like to have tried it. I was never able to locate pure graphite.8mm
rods. You’d still have to drill out every bead to remove the
graphite, so you lose some productivity there, but it’d be faster
than drilling the whole thing out.

Larry
Cary, NC


#5
I have enjoyed learning about this, I now do long thin beads,
large hollow beads cast in one piece, and curved holes through. I
would recommend a stereo microscope for the finest detail. 

thanks Tim. a very helpful post. would you explain a bit on how to do
the curved holes through? also, perhaps any tips on how to do long
thin beads?

Andrew


#6

This is an easy problem to solve. I cast these all the time. Take a
wire the diameter of the hole that you want to pierced thru your
bead. Run that wire to the edge of your mold frame. Vulcanize it and
then cut a little crater exposing the wire where it ends at the side
of the mold.

Now cut your mold in half. Remove the pin from the bead and place it
back into the rubber mold.

When you inject the wax bead remove the wire before you separate and
liberate the wax bead.

When investing (under high vacuum) handle the flasks with care. When
they have been properly burned out be careful NOT bump them or you
will chance breaking the little pin of investment that is now
suspended within the negative space of each bead. Vacuum cast (do
not use centrifugal casting) as this is the gentlest way of getting
the metal into the flask.

Jonathan Russell
JR Casting
SF CA 94124
415 671-0120


#7
Vacuum cast (do not use centrifugal casting) as this is the
gentlest way of getting the metal into the flask.

I have done production casting for jewelry artists who made beads and
I used centrifugal casting with no problem.

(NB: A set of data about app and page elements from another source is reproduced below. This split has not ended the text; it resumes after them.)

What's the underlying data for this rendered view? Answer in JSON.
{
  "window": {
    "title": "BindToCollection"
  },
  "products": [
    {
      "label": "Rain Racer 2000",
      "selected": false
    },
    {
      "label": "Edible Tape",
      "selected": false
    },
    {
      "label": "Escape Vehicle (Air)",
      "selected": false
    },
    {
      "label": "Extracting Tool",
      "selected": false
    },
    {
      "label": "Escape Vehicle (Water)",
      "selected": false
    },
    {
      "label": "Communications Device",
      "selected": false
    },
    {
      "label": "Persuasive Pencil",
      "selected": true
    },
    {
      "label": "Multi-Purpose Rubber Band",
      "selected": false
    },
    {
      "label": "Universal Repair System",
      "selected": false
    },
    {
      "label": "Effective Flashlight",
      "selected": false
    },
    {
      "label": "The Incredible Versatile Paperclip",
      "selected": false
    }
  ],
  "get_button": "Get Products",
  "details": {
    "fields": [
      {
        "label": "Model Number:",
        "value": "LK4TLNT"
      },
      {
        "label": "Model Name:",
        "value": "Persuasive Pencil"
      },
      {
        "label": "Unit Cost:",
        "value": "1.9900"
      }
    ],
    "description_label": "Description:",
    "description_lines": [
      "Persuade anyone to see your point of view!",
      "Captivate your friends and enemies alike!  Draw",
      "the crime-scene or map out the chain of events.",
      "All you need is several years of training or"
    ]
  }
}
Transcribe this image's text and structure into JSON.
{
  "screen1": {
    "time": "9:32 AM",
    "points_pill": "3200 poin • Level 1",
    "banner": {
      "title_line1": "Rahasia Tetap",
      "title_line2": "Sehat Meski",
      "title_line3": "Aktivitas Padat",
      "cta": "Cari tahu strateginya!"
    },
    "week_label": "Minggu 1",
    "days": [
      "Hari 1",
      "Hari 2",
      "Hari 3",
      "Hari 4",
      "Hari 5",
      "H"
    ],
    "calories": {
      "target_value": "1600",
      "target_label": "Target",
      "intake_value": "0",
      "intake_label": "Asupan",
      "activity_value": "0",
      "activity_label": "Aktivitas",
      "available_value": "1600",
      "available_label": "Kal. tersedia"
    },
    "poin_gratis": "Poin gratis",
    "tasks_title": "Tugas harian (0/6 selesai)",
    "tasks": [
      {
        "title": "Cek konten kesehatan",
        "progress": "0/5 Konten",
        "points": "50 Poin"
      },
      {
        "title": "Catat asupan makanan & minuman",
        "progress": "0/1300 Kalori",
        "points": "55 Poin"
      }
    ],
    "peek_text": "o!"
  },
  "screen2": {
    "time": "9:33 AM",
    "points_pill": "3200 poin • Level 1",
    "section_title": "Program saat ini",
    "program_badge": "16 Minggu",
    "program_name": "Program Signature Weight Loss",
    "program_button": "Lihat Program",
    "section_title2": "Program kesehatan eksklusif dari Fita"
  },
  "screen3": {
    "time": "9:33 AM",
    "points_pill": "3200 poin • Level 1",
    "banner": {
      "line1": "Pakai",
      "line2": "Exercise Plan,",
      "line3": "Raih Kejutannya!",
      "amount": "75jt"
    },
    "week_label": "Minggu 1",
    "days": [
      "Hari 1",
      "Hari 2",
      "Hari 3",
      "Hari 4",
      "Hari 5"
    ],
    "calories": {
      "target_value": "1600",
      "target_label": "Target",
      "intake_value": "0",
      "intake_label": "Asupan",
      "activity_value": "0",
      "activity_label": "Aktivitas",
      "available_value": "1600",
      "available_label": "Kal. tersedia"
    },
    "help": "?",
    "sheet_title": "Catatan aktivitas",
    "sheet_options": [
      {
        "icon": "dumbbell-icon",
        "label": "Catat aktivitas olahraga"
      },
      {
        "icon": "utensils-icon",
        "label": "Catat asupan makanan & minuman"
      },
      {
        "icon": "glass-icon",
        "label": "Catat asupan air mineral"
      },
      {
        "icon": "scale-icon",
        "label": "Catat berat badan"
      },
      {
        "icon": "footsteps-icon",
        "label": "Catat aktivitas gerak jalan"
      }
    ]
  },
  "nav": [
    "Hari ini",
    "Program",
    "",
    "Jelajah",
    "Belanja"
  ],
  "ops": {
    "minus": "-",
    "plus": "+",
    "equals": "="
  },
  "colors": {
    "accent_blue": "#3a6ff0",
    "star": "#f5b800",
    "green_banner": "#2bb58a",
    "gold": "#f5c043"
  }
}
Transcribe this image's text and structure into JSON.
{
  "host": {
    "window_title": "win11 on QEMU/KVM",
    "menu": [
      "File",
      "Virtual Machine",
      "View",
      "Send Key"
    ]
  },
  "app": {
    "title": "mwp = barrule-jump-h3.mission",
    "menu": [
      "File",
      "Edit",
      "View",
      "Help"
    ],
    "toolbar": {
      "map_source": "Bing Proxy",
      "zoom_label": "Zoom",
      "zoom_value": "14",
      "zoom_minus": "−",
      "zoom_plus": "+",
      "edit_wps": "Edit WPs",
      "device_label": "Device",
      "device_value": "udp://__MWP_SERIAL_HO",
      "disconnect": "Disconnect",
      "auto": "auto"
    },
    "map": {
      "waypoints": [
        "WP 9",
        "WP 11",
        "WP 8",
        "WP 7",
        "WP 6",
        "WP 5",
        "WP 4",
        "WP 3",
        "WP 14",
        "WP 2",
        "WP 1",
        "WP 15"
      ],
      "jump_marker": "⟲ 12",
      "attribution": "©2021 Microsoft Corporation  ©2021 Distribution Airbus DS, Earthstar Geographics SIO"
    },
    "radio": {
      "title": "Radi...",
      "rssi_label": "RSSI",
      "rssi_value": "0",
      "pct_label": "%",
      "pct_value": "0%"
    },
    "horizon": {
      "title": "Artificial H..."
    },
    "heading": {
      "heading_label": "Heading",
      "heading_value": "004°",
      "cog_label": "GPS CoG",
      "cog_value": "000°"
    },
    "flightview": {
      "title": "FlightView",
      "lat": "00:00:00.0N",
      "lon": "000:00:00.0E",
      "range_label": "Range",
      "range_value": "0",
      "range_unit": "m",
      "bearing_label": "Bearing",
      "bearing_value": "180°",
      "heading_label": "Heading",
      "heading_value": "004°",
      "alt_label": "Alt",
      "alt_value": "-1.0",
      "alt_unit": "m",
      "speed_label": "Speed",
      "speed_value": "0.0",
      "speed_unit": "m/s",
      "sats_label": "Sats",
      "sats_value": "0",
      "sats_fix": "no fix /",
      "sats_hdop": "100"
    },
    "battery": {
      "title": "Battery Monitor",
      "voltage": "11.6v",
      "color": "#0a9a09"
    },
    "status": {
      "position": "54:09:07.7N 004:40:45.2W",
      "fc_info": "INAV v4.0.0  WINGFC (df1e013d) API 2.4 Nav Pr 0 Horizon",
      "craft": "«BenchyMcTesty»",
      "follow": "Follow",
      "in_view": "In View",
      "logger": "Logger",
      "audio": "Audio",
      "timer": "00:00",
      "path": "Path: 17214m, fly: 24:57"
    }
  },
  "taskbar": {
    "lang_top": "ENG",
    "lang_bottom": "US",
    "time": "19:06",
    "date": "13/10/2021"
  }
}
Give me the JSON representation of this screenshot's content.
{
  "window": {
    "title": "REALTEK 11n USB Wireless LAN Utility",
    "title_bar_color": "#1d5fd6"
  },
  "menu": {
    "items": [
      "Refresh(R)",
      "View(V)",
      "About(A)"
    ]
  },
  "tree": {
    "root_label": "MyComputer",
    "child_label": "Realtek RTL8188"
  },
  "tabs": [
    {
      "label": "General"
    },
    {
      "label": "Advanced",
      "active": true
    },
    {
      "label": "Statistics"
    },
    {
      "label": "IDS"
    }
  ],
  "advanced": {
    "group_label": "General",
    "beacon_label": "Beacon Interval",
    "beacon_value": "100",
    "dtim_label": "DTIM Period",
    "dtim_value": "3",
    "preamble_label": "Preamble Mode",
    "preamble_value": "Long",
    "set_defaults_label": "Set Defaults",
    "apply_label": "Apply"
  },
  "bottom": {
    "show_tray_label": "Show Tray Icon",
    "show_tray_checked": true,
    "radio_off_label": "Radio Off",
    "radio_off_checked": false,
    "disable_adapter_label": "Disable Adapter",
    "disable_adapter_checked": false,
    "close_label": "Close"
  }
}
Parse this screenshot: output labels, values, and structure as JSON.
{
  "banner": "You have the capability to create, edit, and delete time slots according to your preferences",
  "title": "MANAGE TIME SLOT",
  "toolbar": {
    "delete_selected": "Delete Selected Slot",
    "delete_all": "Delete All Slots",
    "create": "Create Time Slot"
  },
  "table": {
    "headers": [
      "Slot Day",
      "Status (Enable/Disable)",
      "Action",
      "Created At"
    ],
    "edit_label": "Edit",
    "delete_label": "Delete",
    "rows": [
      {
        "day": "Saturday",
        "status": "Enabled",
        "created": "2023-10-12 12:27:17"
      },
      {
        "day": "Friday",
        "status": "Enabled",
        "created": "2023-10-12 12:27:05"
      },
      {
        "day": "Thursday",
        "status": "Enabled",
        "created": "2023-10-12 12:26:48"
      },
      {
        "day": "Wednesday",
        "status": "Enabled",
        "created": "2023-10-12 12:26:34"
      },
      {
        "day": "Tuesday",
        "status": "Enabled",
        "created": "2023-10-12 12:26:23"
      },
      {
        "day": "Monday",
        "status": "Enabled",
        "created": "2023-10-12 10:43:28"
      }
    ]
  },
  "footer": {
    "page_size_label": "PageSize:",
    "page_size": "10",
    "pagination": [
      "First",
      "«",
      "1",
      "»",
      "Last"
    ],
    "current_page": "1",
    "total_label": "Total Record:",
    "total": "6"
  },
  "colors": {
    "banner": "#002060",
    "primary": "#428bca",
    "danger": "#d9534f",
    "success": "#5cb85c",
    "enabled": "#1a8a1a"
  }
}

Richard Hart G.G.
Jewelers Gallery
Denver, Co.


#8
Vacuum cast (do not use centrifugal casting) as this is the
gentlest way of getting the metal into the flask. I have done
production casting for jewelry artists who made beads and I used
centrifugal casting with no problem. 

Ditto.

Centrifugal casting gets the metal into the flask with more force,
and faster, so fully filling fine details is more assured. On the
down side, there is more turbulance in the metal, which can affect
porosity, and if you torch melt, it’s a bit easier to get flux
inclusions in/on the castings. And of course, with larger flasks and
quantities, there’s the whole safety thing of a spinning centrifuge
potentially throwing molten metal around the shop if something goes
wrong.

However, for me the big difference is casting temperature. I find
that with most metals I cast, I can use a flask temperature sometimes
200 degrees cooler than I’d use with vacuum casting. That gives a
finer grain structure to the metal which sometimes is a big
advantage.

Peter


#9

This suggestion may not fit your designs, but if you put some holes
in the walls of your beads, even small ones, they will really help
support your investment core.

M’lou